On the question of “rebellious Scots” you have to remember that the context was that some Scots were rebellious and some (probably the majority) were loyal so the verse does not imply that all Scots are rebellious but it is referring to those Scots who were rebellious. Most Scots were Presbyterian and only too glad of Cumberland’s victory at Culloden.

For those who wish to learn more about the Reformation in Scotland you can look up:
It is written by a Catholic although nearly 100 years ago so views might have changed since then.

1569 Rising said...


I know this might seem like a lame excuse, but my 1539 date for Elizabeth's accession was actually a typo. I do know the correct date. Thank you for the correction.

On the point of the 1 or 2 bit of the present Queen's title - since I am writing this in England, on an English blog, then Elzabeth 11 is correct for her majesty. What she is called in Scotland is up to the officials at Holyrood. The same would go for William V.
Does this make sense?

I must confess to a liking for Orange Bands. The combination of the Lambeg drums, flutes, bagpipes and accordians can be quite entertaining. Can I recommend the Donegal Pass Defenders Band from Belfast, their "Sash" has to be heard to be believed.

michael said...

Dear Fr Brown,
As I am not a member of the Society of St Pius X, just an ordinary Roman Catholic Layman I do not presume nor can I answer for their Bishops, Priests and Religious! However, why do you bring the SSPX into the argument? Methinks , once again I detect a hint that you being little disparaging too! Therefore, I speak only on my own volition and conscience: the sooner we get rid of the Protestant Ascendancy and the Monarchic Anarchism the better! Lets have the Kingship of Jesus Christ. Maybe the words of St Paul are apt 'Tradidi vobis quad et accepi' (I have delivered unto you that which I have received)


(Jarra Lad)

Fr Michael Brown said...

Dear Michael,

I`m not being disparaging. I mentioned it because I know you are very involved with the SSPX, as MC at Gateshead I believe, and just wondered how your views might fit in with that of other SSPX followers.

michael said...

Dear Fr Brown,
I am most interested that you seem to know of my involvement with SSPX! Do I detect that we maybe have a LITTLE MOLE in our midst? However, I still think that you are being a wee bit disparaging!

God Bless,

(Jarra Lad)

Fr Michael Brown said...

Michael, You don`t need to look for a mole: being MC is a very public role!
Where is the disparagement? Of course I`d rather you went to a Mass which is licit but I wouldn`t call that being disparaging.

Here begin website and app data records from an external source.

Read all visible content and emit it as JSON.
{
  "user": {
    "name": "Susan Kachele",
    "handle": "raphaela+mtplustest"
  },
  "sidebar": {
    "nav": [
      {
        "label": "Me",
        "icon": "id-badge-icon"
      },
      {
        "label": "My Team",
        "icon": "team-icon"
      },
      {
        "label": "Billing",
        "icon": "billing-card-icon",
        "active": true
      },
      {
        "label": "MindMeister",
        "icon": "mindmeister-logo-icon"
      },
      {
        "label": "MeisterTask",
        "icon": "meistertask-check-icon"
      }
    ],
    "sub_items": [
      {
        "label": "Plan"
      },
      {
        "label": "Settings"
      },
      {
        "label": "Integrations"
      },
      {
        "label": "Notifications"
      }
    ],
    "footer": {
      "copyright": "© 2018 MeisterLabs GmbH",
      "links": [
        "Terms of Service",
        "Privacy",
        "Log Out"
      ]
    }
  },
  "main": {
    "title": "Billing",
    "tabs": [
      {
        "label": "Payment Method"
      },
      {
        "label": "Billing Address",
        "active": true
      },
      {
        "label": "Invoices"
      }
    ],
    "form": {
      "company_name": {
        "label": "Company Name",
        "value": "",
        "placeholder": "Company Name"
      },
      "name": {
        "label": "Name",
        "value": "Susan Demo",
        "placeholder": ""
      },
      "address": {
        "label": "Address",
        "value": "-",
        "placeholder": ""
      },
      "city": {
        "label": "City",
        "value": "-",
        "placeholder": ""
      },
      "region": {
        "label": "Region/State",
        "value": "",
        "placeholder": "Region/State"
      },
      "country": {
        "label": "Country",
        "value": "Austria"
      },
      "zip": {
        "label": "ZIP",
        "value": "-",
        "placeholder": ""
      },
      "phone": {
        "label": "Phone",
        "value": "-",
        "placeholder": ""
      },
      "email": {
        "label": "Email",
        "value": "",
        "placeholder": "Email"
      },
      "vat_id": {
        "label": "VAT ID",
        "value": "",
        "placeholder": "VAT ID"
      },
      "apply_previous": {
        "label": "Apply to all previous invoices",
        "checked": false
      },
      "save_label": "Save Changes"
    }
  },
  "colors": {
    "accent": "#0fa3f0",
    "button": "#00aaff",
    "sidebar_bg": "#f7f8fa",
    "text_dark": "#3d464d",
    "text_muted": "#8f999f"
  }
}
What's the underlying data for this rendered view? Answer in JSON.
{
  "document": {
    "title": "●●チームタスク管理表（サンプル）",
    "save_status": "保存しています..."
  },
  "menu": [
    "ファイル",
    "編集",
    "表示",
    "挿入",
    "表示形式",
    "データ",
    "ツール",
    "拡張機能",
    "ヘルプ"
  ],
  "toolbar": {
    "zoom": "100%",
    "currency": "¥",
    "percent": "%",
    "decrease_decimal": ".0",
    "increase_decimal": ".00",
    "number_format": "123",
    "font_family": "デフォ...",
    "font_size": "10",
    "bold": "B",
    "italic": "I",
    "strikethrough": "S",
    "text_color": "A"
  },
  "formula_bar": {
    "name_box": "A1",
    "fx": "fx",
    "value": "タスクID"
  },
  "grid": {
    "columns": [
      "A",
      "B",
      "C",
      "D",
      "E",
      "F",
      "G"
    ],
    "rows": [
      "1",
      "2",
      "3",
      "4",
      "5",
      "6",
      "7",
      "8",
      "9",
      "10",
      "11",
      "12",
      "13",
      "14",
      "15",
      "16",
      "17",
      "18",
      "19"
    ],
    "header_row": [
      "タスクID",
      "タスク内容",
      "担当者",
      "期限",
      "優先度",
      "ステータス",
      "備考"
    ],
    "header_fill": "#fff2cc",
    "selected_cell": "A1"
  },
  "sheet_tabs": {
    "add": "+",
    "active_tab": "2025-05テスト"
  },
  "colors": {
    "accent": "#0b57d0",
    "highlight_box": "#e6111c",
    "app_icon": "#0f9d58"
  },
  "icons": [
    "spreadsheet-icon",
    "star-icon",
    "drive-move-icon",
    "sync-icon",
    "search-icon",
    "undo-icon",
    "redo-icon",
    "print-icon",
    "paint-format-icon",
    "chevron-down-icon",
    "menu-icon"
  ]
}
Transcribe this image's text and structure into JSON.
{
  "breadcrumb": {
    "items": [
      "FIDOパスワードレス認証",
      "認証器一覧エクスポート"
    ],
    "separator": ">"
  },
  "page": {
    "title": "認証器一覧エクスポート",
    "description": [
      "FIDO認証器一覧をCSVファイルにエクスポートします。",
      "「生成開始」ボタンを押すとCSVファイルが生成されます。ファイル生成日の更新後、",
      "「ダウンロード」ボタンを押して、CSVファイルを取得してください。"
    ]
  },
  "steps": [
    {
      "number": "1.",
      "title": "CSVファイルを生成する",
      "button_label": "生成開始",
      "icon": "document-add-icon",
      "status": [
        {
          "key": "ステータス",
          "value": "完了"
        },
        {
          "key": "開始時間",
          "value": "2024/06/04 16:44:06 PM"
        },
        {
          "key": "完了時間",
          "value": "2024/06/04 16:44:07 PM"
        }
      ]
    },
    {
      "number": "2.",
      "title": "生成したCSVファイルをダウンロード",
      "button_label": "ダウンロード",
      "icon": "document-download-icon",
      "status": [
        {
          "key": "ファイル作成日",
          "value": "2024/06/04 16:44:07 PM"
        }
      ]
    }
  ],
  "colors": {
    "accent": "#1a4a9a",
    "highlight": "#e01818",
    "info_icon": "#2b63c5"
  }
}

Richard S Rainbow said...

Michael (Jarra Lad) suggests that ‘”the sooner we get rid of the Protestant Ascendancy and the Monarchic Anarchism the better!” Can he explain exactly how it would be better? Or is he simply being rather silly? (I think I have the answer!)

1569 Rising said...

Michael (Jarra Lad) -

Surely Monarchy and Anarchy are two completely opposite concepts. Anarchy historically resulted from the collapse of Monarchy.

The little mole that you accuse Fr B. of consorting with, is he the same fellow who killed King Billy?

God Bless.

michael said...

Dear Fr Brown,
This is for the infalliable and impectable Mr Richard Rainbow, should I try again with my fallible and peccable grammar and spelling (Monarchic Anachronism) "Off with their Heads" Could it be that I just being a wee bit silly now?

God Bless them ALL
(jarra Lad)

Richard S Rainbow said...

Sadly, the answer has to be yes. And you have made no attempt to answer my question!

Kenneth said...

The little mole that you accuse Fr B. of consorting with, is he the same fellow who killed King Billy?

I think I must be the mole michael is talking about as he calls me an LMS spy.
Let me assure him that I am neither a spy nor mole, just a devout catholic who will help ANY catholic priest to say the traditional Latin Mass

Fr Michael Brown said...

Ken, don`t worry I know a number of people who attend the Lefebvrist church in Gateshead!

Richard S Rainbow said...

Talking of the King over the Water, as 1569 oft seems to do, I understand that there is to be Mass in the Traditional Form at the Jacobite stronghold of Dilston on 22nd July at 6.15 p.m. Can anyone confirm this? (I can't discover which branch of the Jacobites are running things at present.)Mya we assume that Jarra Lad will not be there?